16. If we put employees on furlough, will they be eligible to apply for unemployment?

Most likely, yes.  In Massachusetts, employees are eligible to apply for unemployment when their hours or earnings are reduced by more than one-third. Employees who are no longer receiving pay (or are receiving substantially less pay) due to a COVID-19 related furlough or closure thus will be eligible to apply for unemployment.  Additionally, the Division of Unemployment Assistance has waived the one-week waiting period for benefits for employees totally or partially unemployed as a result of COVID-19.  Individuals who are unemployed as a result of COVID-19 also will not be required to meet the job-search requirements.

17.  If we temporarily furlough or lay off employees, do we need to pay them all wages and earnings owed, including vacation pay?

Most likely, yes. If you are laying off employees, even temporarily, you must pay them all wages and earnings owed on the date of termination. This would include wages earned but not yet paid and, in most states, vacation time that was accrued but unused.  Whether this requirement applies in the event of a furlough is a slightly different question and less clear.  Furloughs are ordinarily treated as leaves of absence, and employers ordinarily do not need to pay final wages upon commencement of an unpaid leave of absence.  However, it is possible that a furlough could be viewed as a temporary layoff instead, especially if it is for an indefinite period.  Employers contemplating furloughs should contact their counsel.

18. What about a partial furlough or work reduction – can we reduce the hours an employee is asked to work, and also reduce their salary?

Generally, yes. For overtime-eligible non-exempt employees, employers can reduce their hours or their pay prospectively at any time, provided that they continue to adhere to all minimum wage and overtime requirements. (As always, employers must pay hours already worked at the existing rate.)

As to exempt employees, a one-time salary reduction is permissible as long as the new salary does not vary based on the hours actually worked. Most exempt employees (and particularly those in executive, administrative, and professional positions) are paid a regular salary above a specified salary threshold ($684 per week for executive, administrative, and professional employees) regardless of how many hours they work.  Ordinarily, deducting from this salary when an employee works fewer hours than expected will destroy the exemption. However, an employer can make a prospective adjustment to the salary rate without eliminating the exemption as long as the new rate remains consistent even if the hours vary. Thus, for instance, if an exempt employee is expected to work approximately 50% as much as they normally do because of COVID-19, an employer could accordingly reduce the salary by 50% as long as the employer pays that same new salary regardless of whether the employee worked 40% or 60% of their pre-COVID-19 hours in any given week. This scenario would not cause the employee to lose exempt status.


19. If we close our office, can we require our employees to work from home?
Generally, yes.

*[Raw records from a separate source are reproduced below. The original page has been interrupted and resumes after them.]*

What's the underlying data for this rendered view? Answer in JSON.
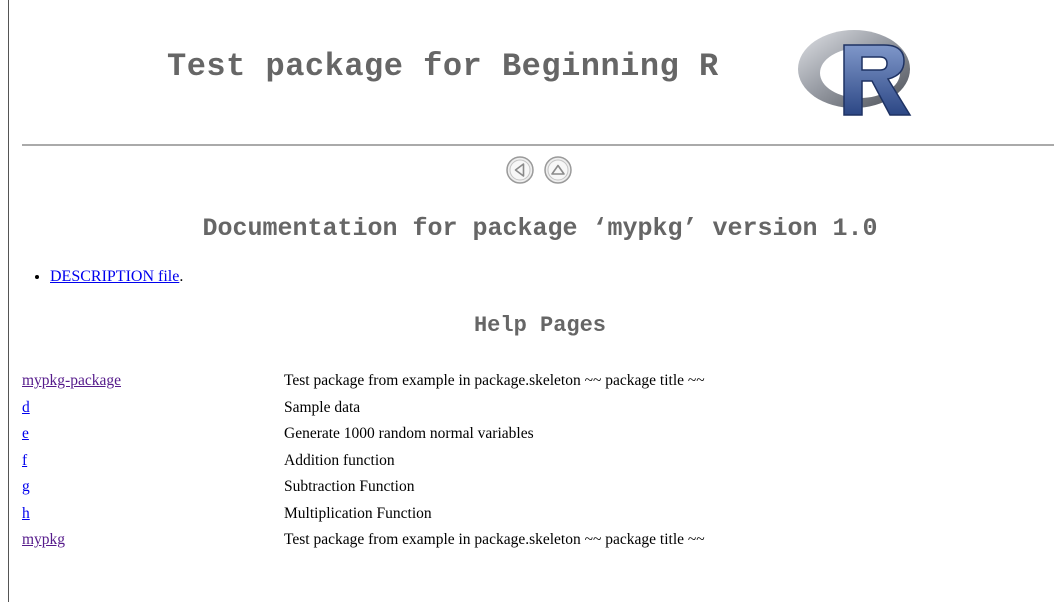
{
  "header": {
    "title": "Test package for Beginning R",
    "logo": "r-logo"
  },
  "nav": {
    "icons": [
      "back-arrow-icon",
      "up-arrow-icon"
    ]
  },
  "doc_title": "Documentation for package ‘mypkg’ version 1.0",
  "description": {
    "link_label": "DESCRIPTION file",
    "suffix": "."
  },
  "help_title": "Help Pages",
  "help_pages": [
    {
      "name": "mypkg-package",
      "description": "Test package from example in package.skeleton ~~ package title ~~",
      "visited": true
    },
    {
      "name": "d",
      "description": "Sample data",
      "visited": false
    },
    {
      "name": "e",
      "description": "Generate 1000 random normal variables",
      "visited": false
    },
    {
      "name": "f",
      "description": "Addition function",
      "visited": false
    },
    {
      "name": "g",
      "description": "Subtraction Function",
      "visited": false
    },
    {
      "name": "h",
      "description": "Multiplication Function",
      "visited": false
    },
    {
      "name": "mypkg",
      "description": "Test package from example in package.skeleton ~~ package title ~~",
      "visited": true
    }
  ],
  "colors": {
    "heading": "#666666",
    "link": "#0000ee",
    "visited_link": "#551a8b",
    "rule": "#aaaaaa"
  }
}
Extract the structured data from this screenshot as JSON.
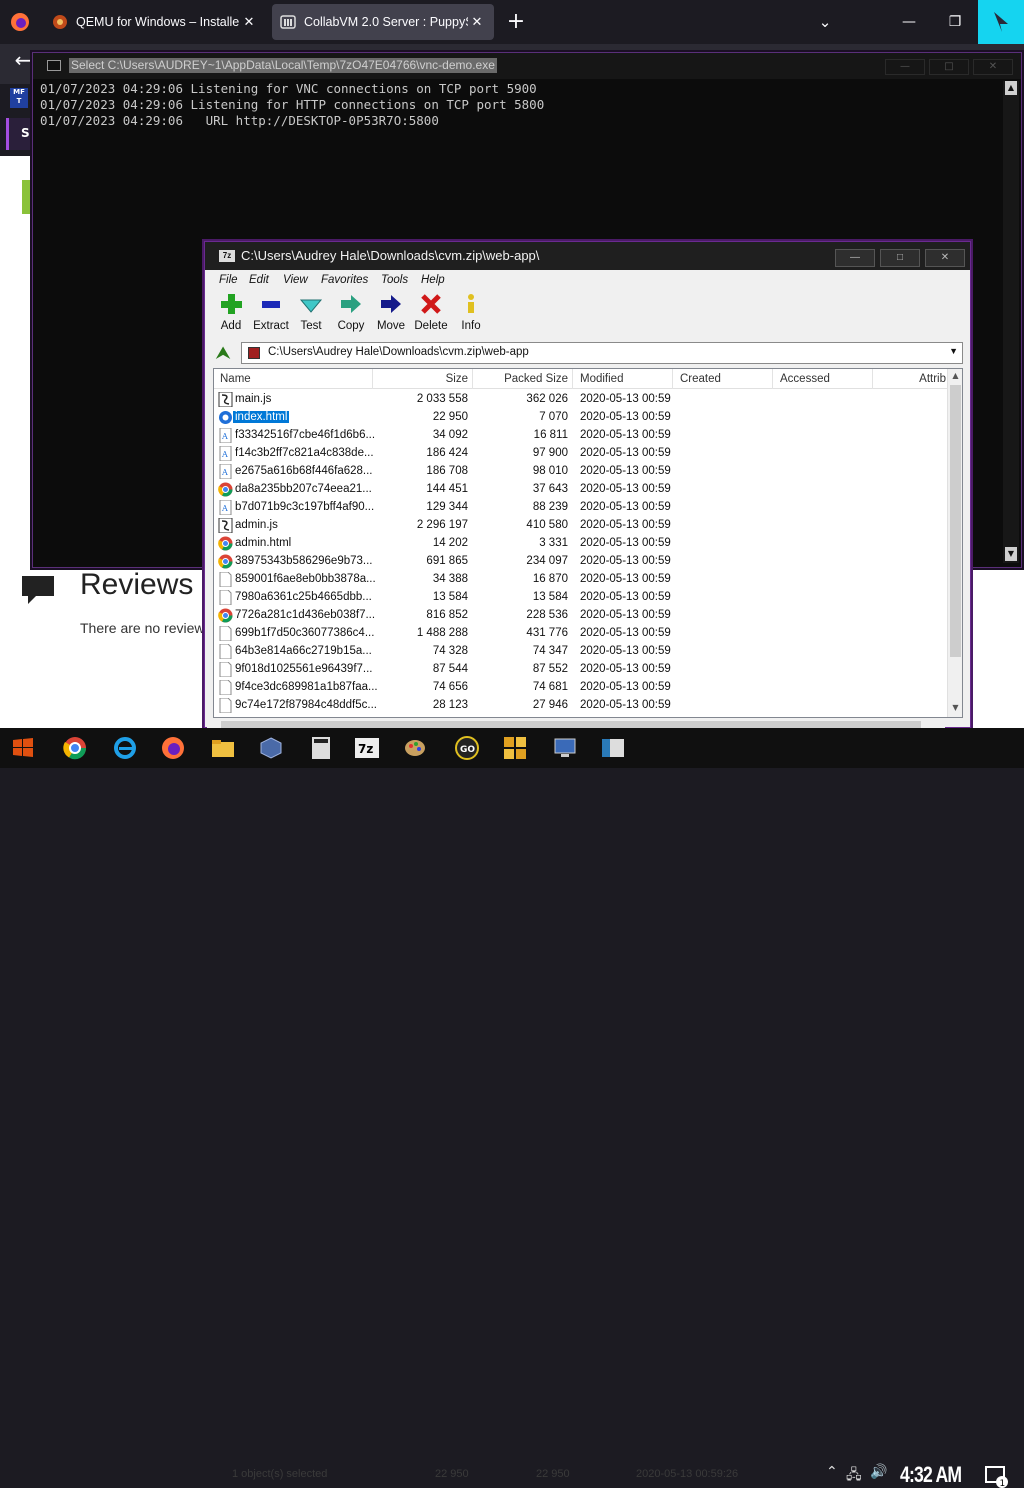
{
  "browser": {
    "tabs": [
      {
        "title": "QEMU for Windows – Installe"
      },
      {
        "title": "CollabVM 2.0 Server : PuppyS"
      }
    ],
    "new_tab": "+",
    "side_tab_label": "Se"
  },
  "webpage": {
    "reviews_title": "Reviews",
    "reviews_text": "There are no review"
  },
  "console": {
    "title": "Select C:\\Users\\AUDREY~1\\AppData\\Local\\Temp\\7zO47E04766\\vnc-demo.exe",
    "lines": [
      "01/07/2023 04:29:06 Listening for VNC connections on TCP port 5900",
      "01/07/2023 04:29:06 Listening for HTTP connections on TCP port 5800",
      "01/07/2023 04:29:06   URL http://DESKTOP-0P53R7O:5800"
    ]
  },
  "sevenzip": {
    "title": "C:\\Users\\Audrey Hale\\Downloads\\cvm.zip\\web-app\\",
    "menu": [
      "File",
      "Edit",
      "View",
      "Favorites",
      "Tools",
      "Help"
    ],
    "toolbar": [
      "Add",
      "Extract",
      "Test",
      "Copy",
      "Move",
      "Delete",
      "Info"
    ],
    "address": "C:\\Users\\Audrey Hale\\Downloads\\cvm.zip\\web-app",
    "columns": [
      "Name",
      "Size",
      "Packed Size",
      "Modified",
      "Created",
      "Accessed",
      "Attrib"
    ],
    "files": [
      {
        "name": "main.js",
        "size": "2 033 558",
        "packed": "362 026",
        "modified": "2020-05-13 00:59",
        "type": "js"
      },
      {
        "name": "index.html",
        "size": "22 950",
        "packed": "7 070",
        "modified": "2020-05-13 00:59",
        "type": "html-ie"
      },
      {
        "name": "f33342516f7cbe46f1d6b6...",
        "size": "34 092",
        "packed": "16 811",
        "modified": "2020-05-13 00:59",
        "type": "font"
      },
      {
        "name": "f14c3b2ff7c821a4c838de...",
        "size": "186 424",
        "packed": "97 900",
        "modified": "2020-05-13 00:59",
        "type": "font"
      },
      {
        "name": "e2675a616b68f446fa628...",
        "size": "186 708",
        "packed": "98 010",
        "modified": "2020-05-13 00:59",
        "type": "font"
      },
      {
        "name": "da8a235bb207c74eea21...",
        "size": "144 451",
        "packed": "37 643",
        "modified": "2020-05-13 00:59",
        "type": "chrome"
      },
      {
        "name": "b7d071b9c3c197bff4af90...",
        "size": "129 344",
        "packed": "88 239",
        "modified": "2020-05-13 00:59",
        "type": "font"
      },
      {
        "name": "admin.js",
        "size": "2 296 197",
        "packed": "410 580",
        "modified": "2020-05-13 00:59",
        "type": "js"
      },
      {
        "name": "admin.html",
        "size": "14 202",
        "packed": "3 331",
        "modified": "2020-05-13 00:59",
        "type": "chrome"
      },
      {
        "name": "38975343b586296e9b73...",
        "size": "691 865",
        "packed": "234 097",
        "modified": "2020-05-13 00:59",
        "type": "chrome"
      },
      {
        "name": "859001f6ae8eb0bb3878a...",
        "size": "34 388",
        "packed": "16 870",
        "modified": "2020-05-13 00:59",
        "type": "file"
      },
      {
        "name": "7980a6361c25b4665dbb...",
        "size": "13 584",
        "packed": "13 584",
        "modified": "2020-05-13 00:59",
        "type": "file"
      },
      {
        "name": "7726a281c1d436eb038f7...",
        "size": "816 852",
        "packed": "228 536",
        "modified": "2020-05-13 00:59",
        "type": "chrome"
      },
      {
        "name": "699b1f7d50c36077386c4...",
        "size": "1 488 288",
        "packed": "431 776",
        "modified": "2020-05-13 00:59",
        "type": "file"
      },
      {
        "name": "64b3e814a66c2719b15a...",
        "size": "74 328",
        "packed": "74 347",
        "modified": "2020-05-13 00:59",
        "type": "file"
      },
      {
        "name": "9f018d1025561e96439f7...",
        "size": "87 544",
        "packed": "87 552",
        "modified": "2020-05-13 00:59",
        "type": "file"
      },
      {
        "name": "9f4ce3dc689981a1b87faa...",
        "size": "74 656",
        "packed": "74 681",
        "modified": "2020-05-13 00:59",
        "type": "file"
      },
      {
        "name": "9c74e172f87984c48ddf5c...",
        "size": "28 123",
        "packed": "27 946",
        "modified": "2020-05-13 00:59",
        "type": "file"
      }
    ],
    "status_left": "1 object(s) selected",
    "status_size": "22 950",
    "status_packed": "22 950",
    "status_date": "2020-05-13 00:59:26"
  },
  "taskbar": {
    "clock": "4:32 AM",
    "notifications": "1"
  }
}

If employees can fulfill their work obligations from home, employers can require those employees to work from home. But employees must be paid for all time worked. This is simple for exempt employees, who are paid the same salary for the week regardless of how much time they work. For non-exempt employees, employers should require employees to record and report all time worked from home to ensure that the employers can ensure that employees are paid accurately.

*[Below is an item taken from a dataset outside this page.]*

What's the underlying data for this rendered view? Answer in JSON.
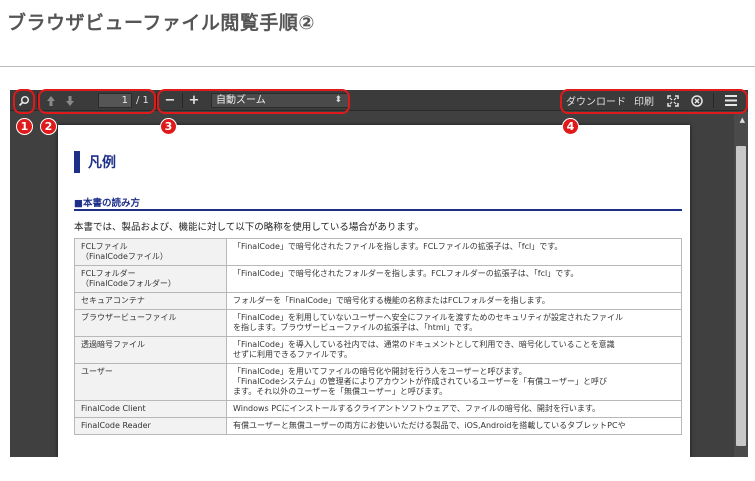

Foley Hoag has formed a firm-wide, multi-disciplinary task force dedicated to client matters related to the novel coronavirus (COVID-19). For more guidance on your COVID-19 issues, visit our Resource Page or contact your Foley Hoag attorney.